The records below must be copied in full; omit the images.

★ ★ ★ ★

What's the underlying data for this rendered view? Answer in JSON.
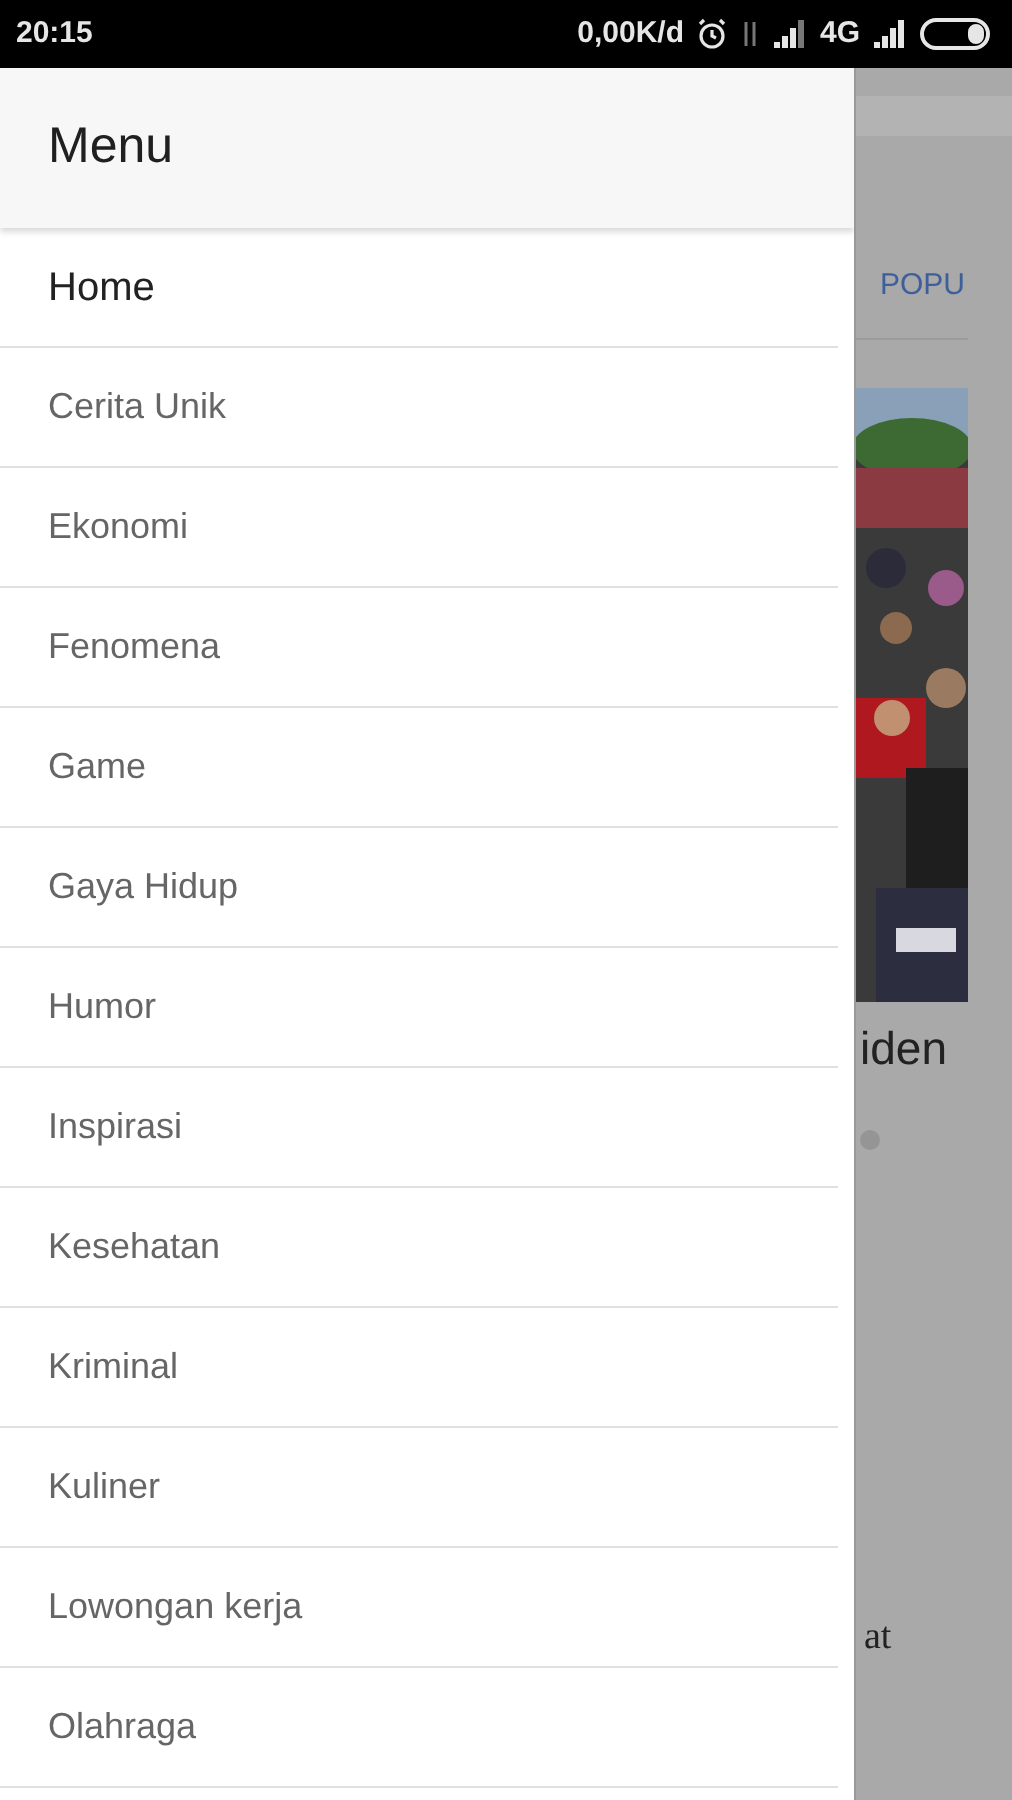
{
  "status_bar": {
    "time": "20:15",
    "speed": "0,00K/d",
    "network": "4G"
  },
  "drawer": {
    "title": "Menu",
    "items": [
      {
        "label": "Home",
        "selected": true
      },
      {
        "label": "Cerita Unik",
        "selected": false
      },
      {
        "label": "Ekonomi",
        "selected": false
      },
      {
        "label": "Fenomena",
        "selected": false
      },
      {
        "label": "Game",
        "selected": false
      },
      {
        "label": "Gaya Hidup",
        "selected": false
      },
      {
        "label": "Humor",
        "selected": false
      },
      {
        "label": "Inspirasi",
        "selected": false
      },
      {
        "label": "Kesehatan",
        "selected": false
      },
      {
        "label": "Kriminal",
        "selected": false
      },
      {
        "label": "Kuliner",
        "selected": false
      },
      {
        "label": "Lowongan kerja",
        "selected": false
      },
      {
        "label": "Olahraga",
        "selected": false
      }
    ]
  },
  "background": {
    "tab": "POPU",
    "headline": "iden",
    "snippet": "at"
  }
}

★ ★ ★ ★

Output of the exercise:
What's the underlying data for this rendered view? Answer in JSON.
{
  "status_bar": {
    "time": "20:15",
    "speed": "0,00K/d",
    "network": "4G"
  },
  "drawer": {
    "title": "Menu",
    "items": [
      {
        "label": "Home",
        "selected": true
      },
      {
        "label": "Cerita Unik",
        "selected": false
      },
      {
        "label": "Ekonomi",
        "selected": false
      },
      {
        "label": "Fenomena",
        "selected": false
      },
      {
        "label": "Game",
        "selected": false
      },
      {
        "label": "Gaya Hidup",
        "selected": false
      },
      {
        "label": "Humor",
        "selected": false
      },
      {
        "label": "Inspirasi",
        "selected": false
      },
      {
        "label": "Kesehatan",
        "selected": false
      },
      {
        "label": "Kriminal",
        "selected": false
      },
      {
        "label": "Kuliner",
        "selected": false
      },
      {
        "label": "Lowongan kerja",
        "selected": false
      },
      {
        "label": "Olahraga",
        "selected": false
      }
    ]
  },
  "background": {
    "tab": "POPU",
    "headline": "iden",
    "snippet": "at"
  }
}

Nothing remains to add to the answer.